“The challenge is for my building managers to maintain that level of consistency … We don’t have a different set of rules for different groups,” Lopes said. “It will be the same across the board.”
Bowers said that in the wake of Pub’s suspension, KD was discussing further changes to the party’s lighting “to make people feel more accountable” for their actions.
The college is also urging any student group planning a party to organize a daytime walkthrough of the venue to assess possible security precautions. Walkthrough teams must include Lopes, Director of Campus Safety Shahram Ariane, and the event organizers, although they are open to all interested parties. A representative of KD participated in a walkthrough of Doms Lounge earlier this year as part of the security evaluation for Pub.
Lopes said that three criteria determine the number of campus safety officers required at an event in Doms Lounge. If a party has alcohol, dancing, and dance music, a minimum of four officers must be present. If only one or two of these factors are present, the number of officers can be lowered.
“Clearly, we don’t need to have four officers present for a Pomona Student Union social debate,” Lopes said.
Mooko said that the administration consulted lawyers to learn more about the conditions under which a college is considered to have had “official notice” that an event is propagating sexual assault. However, he said that the lawyers had not been specifically consulted about the decision to suspend Pub, and that the suspension was not an attempt to avoid legal trouble.
“I can say pretty confidently that one of the reasons I enjoy working at Pomona is that we don’t do things in fear of being sued,” Mooko said. “It doesn’t mean that we’re not conscious of it, but that’s not the top priority that we’re looking to satisfy every time we make a decision.”
Mooko said that rumors about the Dean of Students office targeting fraternities were completely unfounded.
“I don’t think there’s anything against fraternities, that they’re not funded by the college directly like ASPC [Associated Students of Pomona College], or anything like that,” Mooko said. “We just react to things that are brought to our attention.”
The e-mail from the Dean of Students office clearly stated Pub’s fate, but said nothing about whether sexual assault at Harwood Halloween, one of the biggest parties in the fall semester, was being addressed.
Pomona Events Committee (PEC) Commissioner Giselle Fierro PO ’14 said that her committee has been working since the beginning of the school year to make Harwood Halloween a safe space.
“The first meeting we had, sexual assault was something I addressed immediately,” Fierro said.
She said that she had asked her committee members to encourage a culture of consent for all events planned. Additionally, she said that PEC has been working closely with the Advocates for Survivors of Sexual Assault this year to plan safer functions.
At this year’s Harwood Halloween, the disc jockey’s stage will be situated in the center of the room so partygoers will be able to spread around it on all sides instead of crowding into one corner. Lights will be brighter than they were in previous years.

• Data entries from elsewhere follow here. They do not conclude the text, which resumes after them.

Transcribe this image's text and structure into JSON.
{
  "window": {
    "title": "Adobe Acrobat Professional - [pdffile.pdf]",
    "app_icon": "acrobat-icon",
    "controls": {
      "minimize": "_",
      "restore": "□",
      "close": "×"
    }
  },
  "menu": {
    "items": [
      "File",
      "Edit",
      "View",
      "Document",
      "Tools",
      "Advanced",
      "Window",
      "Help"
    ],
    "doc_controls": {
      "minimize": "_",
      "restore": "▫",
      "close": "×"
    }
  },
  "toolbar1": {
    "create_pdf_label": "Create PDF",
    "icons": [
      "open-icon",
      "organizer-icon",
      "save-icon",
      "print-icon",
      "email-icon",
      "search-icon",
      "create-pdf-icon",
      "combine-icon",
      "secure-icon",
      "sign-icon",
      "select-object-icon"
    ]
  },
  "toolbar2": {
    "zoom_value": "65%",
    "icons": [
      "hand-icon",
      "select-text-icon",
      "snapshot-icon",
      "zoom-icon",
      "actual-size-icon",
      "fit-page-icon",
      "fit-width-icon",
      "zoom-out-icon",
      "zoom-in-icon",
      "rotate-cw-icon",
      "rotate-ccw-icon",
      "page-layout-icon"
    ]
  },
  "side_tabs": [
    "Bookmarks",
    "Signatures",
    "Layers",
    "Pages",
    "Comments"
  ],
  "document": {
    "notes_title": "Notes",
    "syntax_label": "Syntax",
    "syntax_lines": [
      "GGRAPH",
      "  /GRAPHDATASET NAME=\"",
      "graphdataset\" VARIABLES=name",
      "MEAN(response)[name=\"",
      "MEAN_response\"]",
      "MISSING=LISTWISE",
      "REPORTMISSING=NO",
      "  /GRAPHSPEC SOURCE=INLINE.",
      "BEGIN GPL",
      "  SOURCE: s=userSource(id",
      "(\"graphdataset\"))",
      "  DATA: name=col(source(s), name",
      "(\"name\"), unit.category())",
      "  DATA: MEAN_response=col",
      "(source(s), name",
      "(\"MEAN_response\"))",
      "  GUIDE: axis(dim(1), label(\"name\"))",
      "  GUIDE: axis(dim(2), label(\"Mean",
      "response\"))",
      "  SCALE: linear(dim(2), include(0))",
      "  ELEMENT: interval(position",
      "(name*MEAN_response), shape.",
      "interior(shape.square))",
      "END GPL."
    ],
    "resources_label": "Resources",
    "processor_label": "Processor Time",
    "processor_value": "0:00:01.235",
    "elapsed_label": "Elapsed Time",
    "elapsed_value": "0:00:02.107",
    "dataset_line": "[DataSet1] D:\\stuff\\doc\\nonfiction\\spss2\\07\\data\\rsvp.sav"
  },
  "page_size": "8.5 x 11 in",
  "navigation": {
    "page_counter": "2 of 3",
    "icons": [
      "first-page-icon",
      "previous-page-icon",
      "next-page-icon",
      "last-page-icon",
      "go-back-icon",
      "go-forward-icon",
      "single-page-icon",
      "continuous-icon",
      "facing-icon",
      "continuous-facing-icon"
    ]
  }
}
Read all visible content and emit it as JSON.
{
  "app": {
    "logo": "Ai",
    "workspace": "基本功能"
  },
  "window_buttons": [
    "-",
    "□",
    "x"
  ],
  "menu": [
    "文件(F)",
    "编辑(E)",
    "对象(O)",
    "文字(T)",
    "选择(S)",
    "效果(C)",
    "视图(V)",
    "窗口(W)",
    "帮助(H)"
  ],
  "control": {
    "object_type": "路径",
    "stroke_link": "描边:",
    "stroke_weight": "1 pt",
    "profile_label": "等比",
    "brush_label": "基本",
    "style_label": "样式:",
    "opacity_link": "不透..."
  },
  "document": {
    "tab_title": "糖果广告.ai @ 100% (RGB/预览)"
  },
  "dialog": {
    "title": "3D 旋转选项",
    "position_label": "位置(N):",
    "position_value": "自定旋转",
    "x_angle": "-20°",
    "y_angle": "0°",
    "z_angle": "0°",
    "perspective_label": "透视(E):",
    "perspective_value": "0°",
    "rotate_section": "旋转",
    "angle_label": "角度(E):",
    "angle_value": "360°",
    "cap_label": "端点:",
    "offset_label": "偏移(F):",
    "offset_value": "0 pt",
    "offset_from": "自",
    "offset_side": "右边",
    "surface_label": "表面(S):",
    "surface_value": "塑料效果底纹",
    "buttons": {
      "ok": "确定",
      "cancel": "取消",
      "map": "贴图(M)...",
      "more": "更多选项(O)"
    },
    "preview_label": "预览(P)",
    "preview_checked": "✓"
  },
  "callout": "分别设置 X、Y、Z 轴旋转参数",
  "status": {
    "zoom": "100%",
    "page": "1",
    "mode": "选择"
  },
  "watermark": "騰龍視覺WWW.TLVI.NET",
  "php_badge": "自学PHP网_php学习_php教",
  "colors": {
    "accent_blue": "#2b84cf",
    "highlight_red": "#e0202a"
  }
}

Fierro said that the sound would be lower to make it easier to communicate. Professionals, rather than students, will handle lighting and sound this year. Consent signs will be posted around the venue, and PEC members will do consent-based advertising in the days leading up to the event.
Still, Mooko said that Harwood Halloween, like every party, could be suspended if multiple sexual assaults are reported at this year’s event.
“Maybe we do need to suspend Harwood Halloween, if we get more reports that, yeah, X amount of sexual misconduct issues came up during this Harwood,” Mooko said. “How can an institution not?”